Background: The objective of this study was to develop and psychometrically evaluate a general measure of patients' satisfaction with medication, the Treatment Satisfaction Questionnaire for Medication (TSQM).
Methods: The content and format of 55 initial questions were based on a formal conceptual framework, an extensive literature review, and the input from three patient focus groups. Patient interviews were used to select the most relevant questions for further evaluation (n = 31). The psychometric performance of items and resulting TSQM scales were examined using eight diverse patient groups (arthritis, asthma, major depression, type I diabetes, high cholesterol, hypertension, migraine, and psoriasis) recruited from a national longitudinal panel study of chronic illness (n = 567). Participants were then randomized to complete the test items using one of two alternate scaling methods (Visual Analogue vs. Likert-type).
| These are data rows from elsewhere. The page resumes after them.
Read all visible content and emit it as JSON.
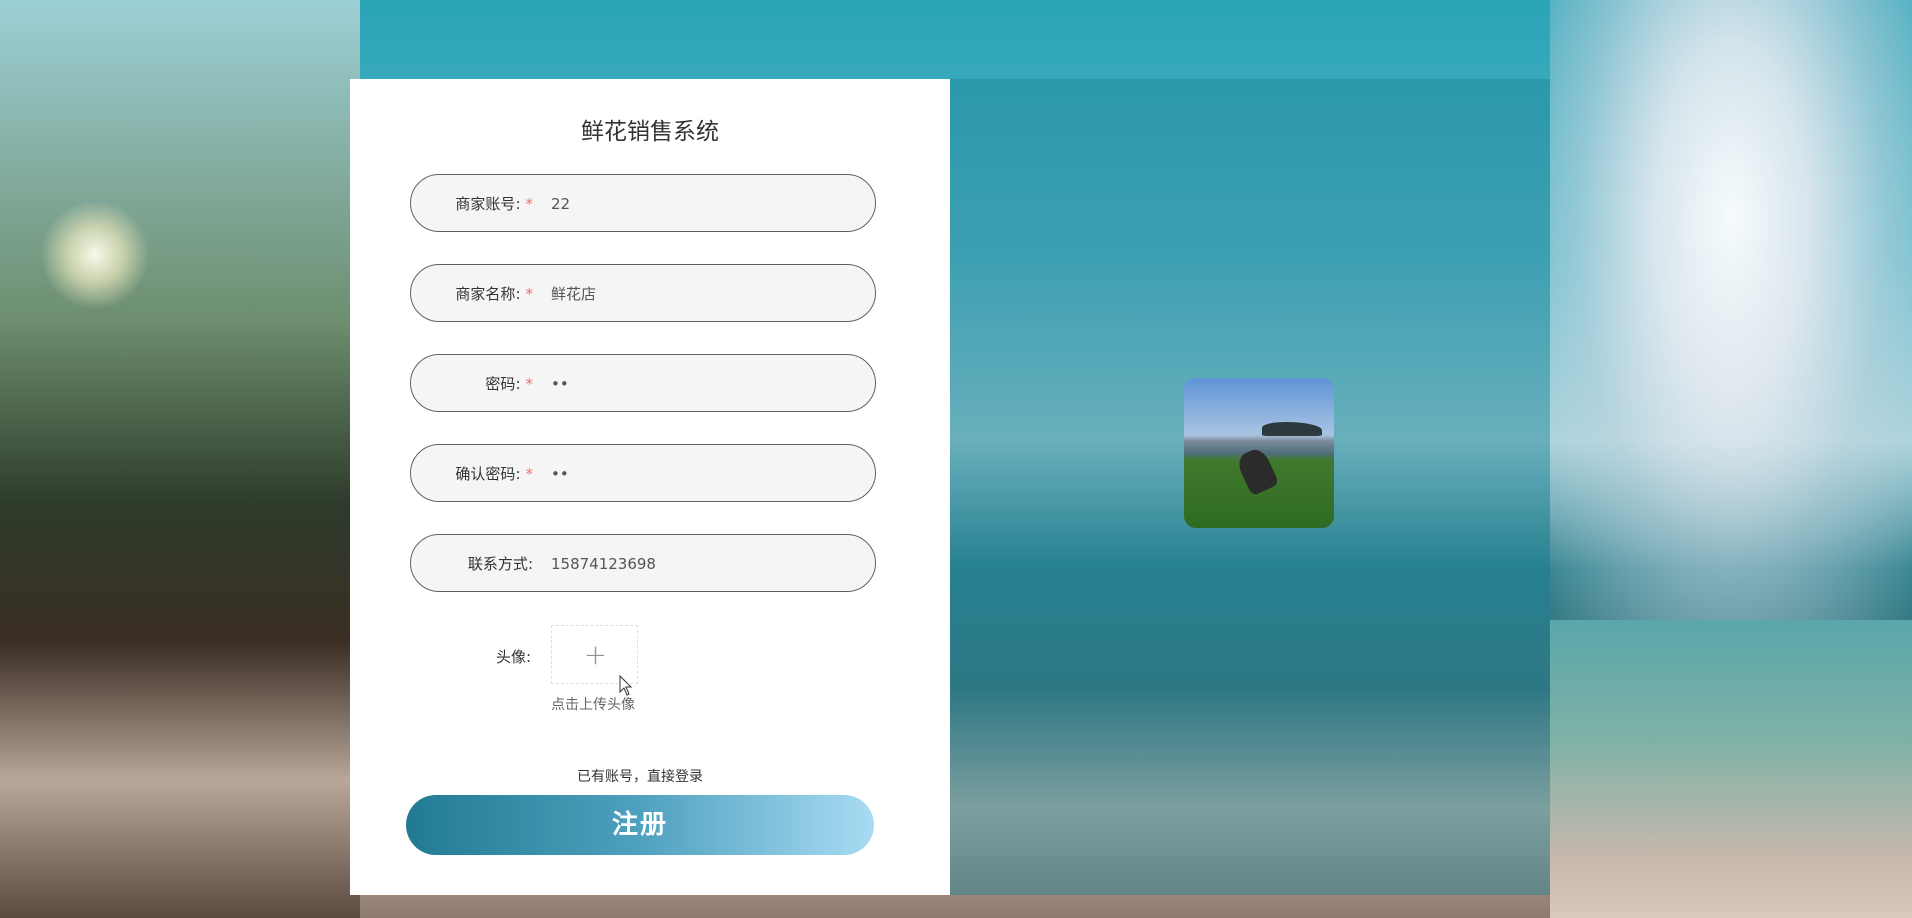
{
  "app": {
    "title": "鲜花销售系统"
  },
  "form": {
    "fields": [
      {
        "label": "商家账号",
        "required": true,
        "value": "22"
      },
      {
        "label": "商家名称",
        "required": true,
        "value": "鲜花店"
      },
      {
        "label": "密码",
        "required": true,
        "value": "••"
      },
      {
        "label": "确认密码",
        "required": true,
        "value": "••"
      },
      {
        "label": "联系方式",
        "required": false,
        "value": "15874123698"
      }
    ],
    "colon": ":",
    "required_mark": "*",
    "avatar": {
      "label": "头像:",
      "plus": "+",
      "hint": "点击上传头像"
    },
    "login_link": "已有账号，直接登录",
    "register_button": "注册"
  },
  "colors": {
    "button_gradient_start": "#217a92",
    "button_gradient_end": "#a9dbf3",
    "required": "#f56c6c",
    "field_border": "#606266"
  },
  "icons": {
    "upload": "plus-icon",
    "cursor": "mouse-pointer-icon"
  }
}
Results: A factor analysis (principal component extraction with varimax rotation) of specific items revealed three factors (Eigenvalues > 1.7) explaining 75.6% of the total variance; namely Side effects (4 items, 28.4%, Cronbach's Alpha =.87), Effectiveness (3 items, 24.1%, Cronbach's Alpha =.85), and Convenience (3 items, 23.1%, Cronbach's Alpha =.87). A second factor analysis of more generally worded items yielded a Global Satisfaction scale (3 items, Eigenvalue = 2.3, 79.1%, Cronbach's Alpha =.85). The final four scales possessed good psychometric properties, with the Likert-type scaling method performing better than the VAS approach. Significant differences were found on the TSQM by the route of medication administration (oral, injectable, topical, inhalable), level of illness severity, and length of time on medication. Regression analyses using the TSQM scales accounted for 40-60% of variation in patients' ratings of their likelihood to persist with their current medication.
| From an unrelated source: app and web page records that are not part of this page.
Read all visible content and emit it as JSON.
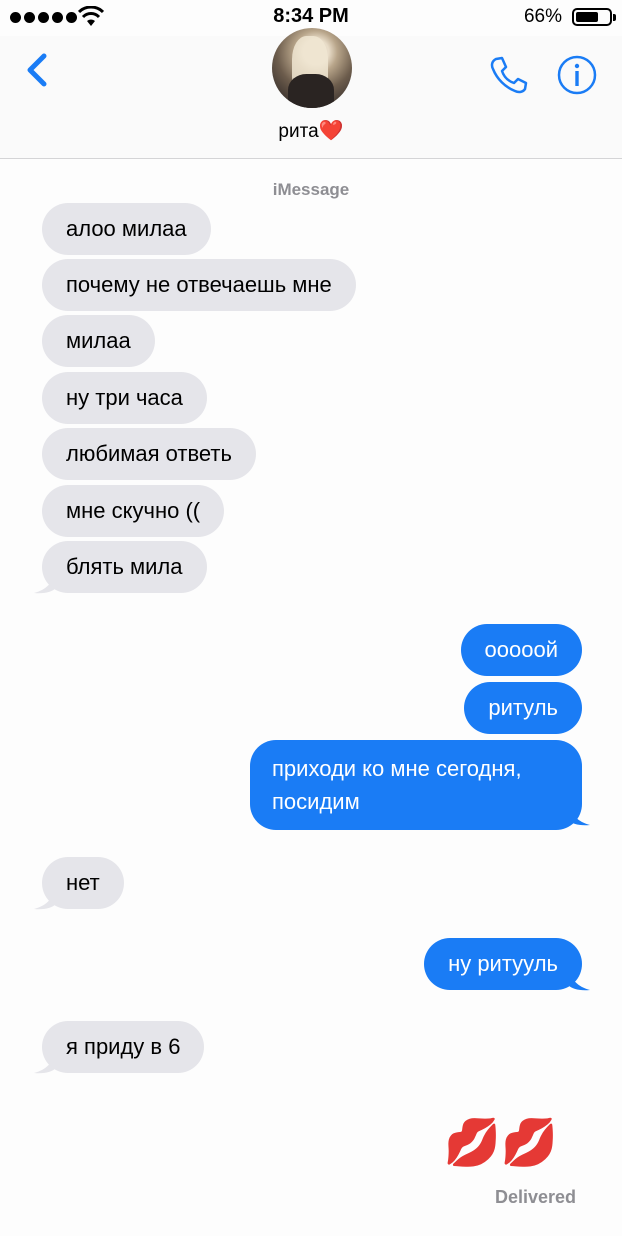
{
  "status_bar": {
    "time": "8:34 PM",
    "battery_percent": "66%",
    "battery_level": 0.66,
    "signal_dots": 5
  },
  "header": {
    "contact_name": "рита",
    "contact_emoji": "❤️",
    "back_icon": "chevron-left-icon",
    "call_icon": "phone-icon",
    "info_icon": "info-icon"
  },
  "conversation": {
    "service_label": "iMessage",
    "messages": [
      {
        "from": "them",
        "text": "алоо милаа"
      },
      {
        "from": "them",
        "text": "почему не отвечаешь мне"
      },
      {
        "from": "them",
        "text": "милаа"
      },
      {
        "from": "them",
        "text": "ну три часа"
      },
      {
        "from": "them",
        "text": "любимая ответь"
      },
      {
        "from": "them",
        "text": "мне скучно (("
      },
      {
        "from": "them",
        "text": "блять мила"
      },
      {
        "from": "me",
        "text": "oooooй"
      },
      {
        "from": "me",
        "text": "ритуль"
      },
      {
        "from": "me",
        "text": "приходи ко мне сегодня, посидим"
      },
      {
        "from": "them",
        "text": "нет"
      },
      {
        "from": "me",
        "text": "ну ритууль"
      },
      {
        "from": "them",
        "text": "я приду в 6"
      },
      {
        "from": "me",
        "text": "💋💋"
      }
    ],
    "delivery_status": "Delivered"
  },
  "colors": {
    "incoming_bubble": "#e5e5ea",
    "outgoing_bubble": "#1a7cf5",
    "accent": "#1a7cf5"
  }
}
Conclusion: The TSQM is a psychometrically sound and valid measure of the major dimensions of patients' satisfaction with medication. Preliminary evidence suggests that the TSQM may also be a good predictor of patients' medication adherence across different types of medication and patient populations.